The California Democrat rebutted Republican arguments, accusing them of merely trying to protect the president.

“Republicans continued the president’s strategy of deflection by making the absurd claim that because a whistleblower contacted the committee seeking guidance, the committee cannot conduct an investigation into the complaint,” Mr. Schiff said.

“If that were true, no whistleblower could contact Congress and no committee could conduct an investigation,” he said.

Mr. Schiff last month said his team has not spoken to the whistleblower.

“We have not spoken directly with the whistleblower,” he told MSNBC in September. “We would like to, but I’m sure the whistleblower has concerns that have not been advised as the law requires by the inspector general or the director of national intelligence just as to how we are to communicate with Congress.”

Rep. Andy Biggs of Arizona, chairman of the conservative House Freedom Caucus, filed a censure resolution against Mr. Schiff for mischaracterizing the president’s comments on the infamous phone call with Ukrainian President Volodymyr Zelensky.

During a hearing on impeachment, Mr. Schiff parodied Mr. Trump’s phone conversation as if the president were a mobster.

“I have a favor I want from you,” Mr. Schiff said imitating Mr. Trump. “And I’m only going to say it seven times so you better listen good. I want you to make up dirt on my political opponent, understand? Lots of it, on this and that.”

House Minority Leader Kevin McCarthy of California and more than a dozen other Republicans signed on to the resolution.

“Chairman Adam Schiff has been lying to the American people for years. Now he is so desperate to damage the president he literally made up a false version of a phone call,” Mr. McCarthy tweeted.

Mr. Schiff likely will weather the GOP attacks.

“I don’t think going after one person like that is a winning argument,” said G. Terry Madonna, director of the Center for Politics and Public Affairs at Franklin and Marshall College.

Claire Finkelstein, a philosophy professor at the University of Pennsylvania, said Republicans must address the whistleblower allegations directly.

“The Republican strategy should be to deal with the substance,” said Ms. Finkelstein, who specializes in ethics. “Instead of deflecting the blame and nitpicking the process they should address the story on its merits. I don’t mean the merits of the Hunter Biden story, but the merits of their own conduct and address what looks like pretty serious wrongdoing.”

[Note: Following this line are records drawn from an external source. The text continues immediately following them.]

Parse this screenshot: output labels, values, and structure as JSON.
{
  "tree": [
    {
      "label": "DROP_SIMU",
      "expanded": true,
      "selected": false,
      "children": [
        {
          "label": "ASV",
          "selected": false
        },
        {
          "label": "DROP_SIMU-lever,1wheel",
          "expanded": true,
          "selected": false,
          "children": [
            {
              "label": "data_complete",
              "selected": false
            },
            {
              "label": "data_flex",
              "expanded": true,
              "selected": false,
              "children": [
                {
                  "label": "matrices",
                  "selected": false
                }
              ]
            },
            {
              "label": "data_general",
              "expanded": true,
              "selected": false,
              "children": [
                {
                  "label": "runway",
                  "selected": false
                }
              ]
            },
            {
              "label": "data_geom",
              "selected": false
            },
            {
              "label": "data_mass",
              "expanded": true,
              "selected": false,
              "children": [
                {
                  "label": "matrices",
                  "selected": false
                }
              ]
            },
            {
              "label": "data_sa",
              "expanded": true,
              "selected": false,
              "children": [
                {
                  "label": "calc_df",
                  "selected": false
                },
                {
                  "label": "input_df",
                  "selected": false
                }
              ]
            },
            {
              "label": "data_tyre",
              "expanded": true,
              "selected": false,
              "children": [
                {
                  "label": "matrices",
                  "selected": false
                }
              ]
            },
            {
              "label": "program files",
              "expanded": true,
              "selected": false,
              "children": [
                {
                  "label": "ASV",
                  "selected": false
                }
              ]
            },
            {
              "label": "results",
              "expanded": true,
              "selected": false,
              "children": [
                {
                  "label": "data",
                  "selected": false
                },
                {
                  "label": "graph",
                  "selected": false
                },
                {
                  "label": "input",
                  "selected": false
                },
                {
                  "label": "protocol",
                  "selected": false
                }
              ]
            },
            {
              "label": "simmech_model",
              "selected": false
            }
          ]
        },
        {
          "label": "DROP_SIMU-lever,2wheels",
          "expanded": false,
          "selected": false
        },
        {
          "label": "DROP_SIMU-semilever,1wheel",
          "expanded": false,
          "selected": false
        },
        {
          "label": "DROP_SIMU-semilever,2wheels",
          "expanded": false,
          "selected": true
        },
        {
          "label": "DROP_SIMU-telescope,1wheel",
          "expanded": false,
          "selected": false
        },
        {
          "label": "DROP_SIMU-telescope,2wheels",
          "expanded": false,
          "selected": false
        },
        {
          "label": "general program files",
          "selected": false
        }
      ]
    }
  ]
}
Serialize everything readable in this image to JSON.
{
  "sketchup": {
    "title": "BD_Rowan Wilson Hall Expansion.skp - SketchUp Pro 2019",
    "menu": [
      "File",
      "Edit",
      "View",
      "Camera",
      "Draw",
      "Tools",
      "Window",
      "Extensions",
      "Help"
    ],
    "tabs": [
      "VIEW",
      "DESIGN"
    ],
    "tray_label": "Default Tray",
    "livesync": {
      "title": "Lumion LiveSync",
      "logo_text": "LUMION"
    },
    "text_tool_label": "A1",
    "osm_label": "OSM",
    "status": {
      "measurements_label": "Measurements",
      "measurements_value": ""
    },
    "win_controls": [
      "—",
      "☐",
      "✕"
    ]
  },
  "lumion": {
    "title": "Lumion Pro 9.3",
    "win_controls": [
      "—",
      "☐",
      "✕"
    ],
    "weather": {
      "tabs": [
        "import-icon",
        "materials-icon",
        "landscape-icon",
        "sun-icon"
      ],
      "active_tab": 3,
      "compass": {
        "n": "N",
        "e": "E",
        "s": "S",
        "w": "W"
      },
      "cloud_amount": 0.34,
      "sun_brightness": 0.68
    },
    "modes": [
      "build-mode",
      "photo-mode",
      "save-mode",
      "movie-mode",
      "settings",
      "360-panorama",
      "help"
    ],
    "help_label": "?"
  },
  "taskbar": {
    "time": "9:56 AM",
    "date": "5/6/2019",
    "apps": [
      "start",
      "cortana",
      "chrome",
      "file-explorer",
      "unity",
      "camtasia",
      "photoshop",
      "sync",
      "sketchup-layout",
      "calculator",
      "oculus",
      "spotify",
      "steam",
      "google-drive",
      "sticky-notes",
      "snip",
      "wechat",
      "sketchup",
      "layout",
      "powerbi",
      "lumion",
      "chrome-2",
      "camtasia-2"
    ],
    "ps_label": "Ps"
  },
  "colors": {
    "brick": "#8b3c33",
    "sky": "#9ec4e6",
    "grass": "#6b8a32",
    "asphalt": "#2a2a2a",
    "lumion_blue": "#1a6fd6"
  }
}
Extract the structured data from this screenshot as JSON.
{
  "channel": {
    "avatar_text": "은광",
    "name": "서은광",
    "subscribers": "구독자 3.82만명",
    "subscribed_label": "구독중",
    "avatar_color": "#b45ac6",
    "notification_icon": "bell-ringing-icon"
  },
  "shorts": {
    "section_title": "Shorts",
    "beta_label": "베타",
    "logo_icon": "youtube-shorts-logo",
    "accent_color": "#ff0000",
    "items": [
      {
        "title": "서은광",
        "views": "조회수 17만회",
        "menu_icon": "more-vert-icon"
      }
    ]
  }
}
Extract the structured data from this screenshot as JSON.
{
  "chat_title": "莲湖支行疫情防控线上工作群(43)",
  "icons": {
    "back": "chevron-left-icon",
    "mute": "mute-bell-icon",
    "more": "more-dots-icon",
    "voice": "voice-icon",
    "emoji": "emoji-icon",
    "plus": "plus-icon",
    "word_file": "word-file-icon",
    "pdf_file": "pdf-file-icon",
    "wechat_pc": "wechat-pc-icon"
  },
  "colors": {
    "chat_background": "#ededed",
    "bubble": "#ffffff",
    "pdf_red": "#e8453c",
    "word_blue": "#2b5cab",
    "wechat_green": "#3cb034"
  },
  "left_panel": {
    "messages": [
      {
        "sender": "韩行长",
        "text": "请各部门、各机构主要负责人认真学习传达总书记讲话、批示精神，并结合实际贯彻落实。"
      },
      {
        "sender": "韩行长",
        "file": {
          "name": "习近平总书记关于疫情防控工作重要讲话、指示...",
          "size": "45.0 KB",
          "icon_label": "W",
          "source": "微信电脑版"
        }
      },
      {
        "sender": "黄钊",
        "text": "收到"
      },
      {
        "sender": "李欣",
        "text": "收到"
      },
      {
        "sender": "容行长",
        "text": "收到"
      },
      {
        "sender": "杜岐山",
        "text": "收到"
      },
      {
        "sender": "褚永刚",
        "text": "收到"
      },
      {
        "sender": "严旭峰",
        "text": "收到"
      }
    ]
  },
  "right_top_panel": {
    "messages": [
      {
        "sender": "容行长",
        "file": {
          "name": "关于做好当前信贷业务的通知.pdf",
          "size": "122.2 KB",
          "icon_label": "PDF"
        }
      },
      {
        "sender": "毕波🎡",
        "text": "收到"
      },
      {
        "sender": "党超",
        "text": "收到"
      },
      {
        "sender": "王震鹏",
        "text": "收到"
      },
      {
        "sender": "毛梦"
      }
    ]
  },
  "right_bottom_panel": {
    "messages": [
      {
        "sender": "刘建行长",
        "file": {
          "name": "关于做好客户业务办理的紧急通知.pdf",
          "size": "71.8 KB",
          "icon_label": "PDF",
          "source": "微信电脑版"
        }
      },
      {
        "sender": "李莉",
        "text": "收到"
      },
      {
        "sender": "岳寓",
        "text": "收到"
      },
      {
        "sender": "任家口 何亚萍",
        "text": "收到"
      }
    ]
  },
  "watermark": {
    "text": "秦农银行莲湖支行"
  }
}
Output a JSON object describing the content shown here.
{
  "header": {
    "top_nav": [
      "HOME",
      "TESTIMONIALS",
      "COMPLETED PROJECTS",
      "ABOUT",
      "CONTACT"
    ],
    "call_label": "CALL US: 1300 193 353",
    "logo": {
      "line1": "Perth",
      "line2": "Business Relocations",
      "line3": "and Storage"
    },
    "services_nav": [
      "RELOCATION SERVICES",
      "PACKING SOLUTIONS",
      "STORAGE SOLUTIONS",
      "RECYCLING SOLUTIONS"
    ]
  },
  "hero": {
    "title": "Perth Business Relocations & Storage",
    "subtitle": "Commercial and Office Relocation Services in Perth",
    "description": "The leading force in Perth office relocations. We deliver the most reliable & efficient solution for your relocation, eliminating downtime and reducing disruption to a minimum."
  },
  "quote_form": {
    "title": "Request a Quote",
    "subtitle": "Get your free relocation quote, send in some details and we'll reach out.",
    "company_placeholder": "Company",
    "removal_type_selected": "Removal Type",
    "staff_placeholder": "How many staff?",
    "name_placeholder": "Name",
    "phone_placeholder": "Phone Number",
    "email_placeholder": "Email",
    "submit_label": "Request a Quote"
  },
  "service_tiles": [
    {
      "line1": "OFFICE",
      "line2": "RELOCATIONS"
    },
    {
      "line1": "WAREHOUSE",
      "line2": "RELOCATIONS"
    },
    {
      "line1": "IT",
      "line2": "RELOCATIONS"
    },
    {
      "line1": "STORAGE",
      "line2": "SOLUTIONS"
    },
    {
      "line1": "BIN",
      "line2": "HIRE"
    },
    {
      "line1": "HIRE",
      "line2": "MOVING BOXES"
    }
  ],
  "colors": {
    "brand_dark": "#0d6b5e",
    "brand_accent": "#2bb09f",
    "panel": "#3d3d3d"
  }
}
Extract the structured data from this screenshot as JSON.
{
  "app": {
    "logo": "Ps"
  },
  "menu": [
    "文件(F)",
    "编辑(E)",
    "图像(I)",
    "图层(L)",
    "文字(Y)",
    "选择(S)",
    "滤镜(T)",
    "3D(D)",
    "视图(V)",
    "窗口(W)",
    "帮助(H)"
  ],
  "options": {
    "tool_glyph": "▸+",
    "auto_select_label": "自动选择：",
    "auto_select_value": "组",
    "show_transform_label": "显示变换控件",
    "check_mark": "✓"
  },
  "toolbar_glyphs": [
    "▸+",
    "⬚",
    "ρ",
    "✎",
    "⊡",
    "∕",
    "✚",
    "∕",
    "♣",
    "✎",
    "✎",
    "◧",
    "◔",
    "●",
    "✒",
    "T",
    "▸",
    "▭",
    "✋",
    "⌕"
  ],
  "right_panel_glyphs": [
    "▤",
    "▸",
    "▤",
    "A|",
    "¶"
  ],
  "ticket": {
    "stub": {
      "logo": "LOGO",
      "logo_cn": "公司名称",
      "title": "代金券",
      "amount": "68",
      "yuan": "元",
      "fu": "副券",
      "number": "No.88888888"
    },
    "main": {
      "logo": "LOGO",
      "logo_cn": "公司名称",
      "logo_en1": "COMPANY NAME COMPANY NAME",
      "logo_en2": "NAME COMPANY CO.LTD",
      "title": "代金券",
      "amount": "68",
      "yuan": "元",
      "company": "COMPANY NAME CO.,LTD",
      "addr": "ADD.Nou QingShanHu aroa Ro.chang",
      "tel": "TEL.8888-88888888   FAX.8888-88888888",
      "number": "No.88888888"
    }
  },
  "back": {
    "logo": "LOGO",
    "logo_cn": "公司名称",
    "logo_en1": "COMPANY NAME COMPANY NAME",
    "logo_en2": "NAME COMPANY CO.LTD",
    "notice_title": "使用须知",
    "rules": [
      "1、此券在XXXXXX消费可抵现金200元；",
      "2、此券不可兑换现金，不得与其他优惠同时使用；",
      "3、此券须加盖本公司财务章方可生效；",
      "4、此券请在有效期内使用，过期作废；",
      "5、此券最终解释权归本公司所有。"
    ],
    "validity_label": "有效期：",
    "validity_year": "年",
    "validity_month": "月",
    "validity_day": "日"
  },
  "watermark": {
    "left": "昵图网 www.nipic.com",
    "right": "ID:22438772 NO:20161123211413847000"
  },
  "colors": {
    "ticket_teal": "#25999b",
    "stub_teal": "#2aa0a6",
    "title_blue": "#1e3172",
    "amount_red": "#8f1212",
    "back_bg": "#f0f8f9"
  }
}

She said shifting focus to Mr. Schiff is not going to be a winning strategy.

“I don’t think that strategy will be very useful to the Republicans,” she said. “It is a small detail on an otherwise damming picture for the president and for others who are involved now.”

The crackdown on Mr. Schiff is only part of what appears to be a three-pronged approach from the GOP to fight back against the impeachment surge.

Many Republicans are pointing the finger at former Vice President Joseph R. Biden and the business dealings of his son Hunter Biden.

They argue there’s enough smoke around the allegations the Bidens profited off a corrupt company that an investigation would be legitimate, which is what the president was looking to do.

They also launched an offensive against the inquiry itself — saying it is illegitimate and unbalanced.

Mr. McCarthy demanded Wednesday that House Speaker Nancy Pelosi suspend the investigation until there is a full House vote to authorize and set rules that give both parties equal weight in the investigation.

Mr. McCarthy said Republicans have a stronger case by arguing there needs to be a full House vote on the impeachment inquiry before Democrats can move ahead.

“I think the Republicans are on better grounds arguing the process itself is not fair because that will appeal better to independent voters,” Mr. McCarthy said. “They can argue that if the process is not fair, what does that mean for anyone else who comes under scrutiny? I think that’s a better approach.”

 

 

Sign up for Daily Newsletters

Manage Newsletters

Copyright © 2019 The Washington Times, LLC. Click here for reprint permission.

Please read our comment policy before commenting.

 

Click to Read More and View Comments

Click to Hide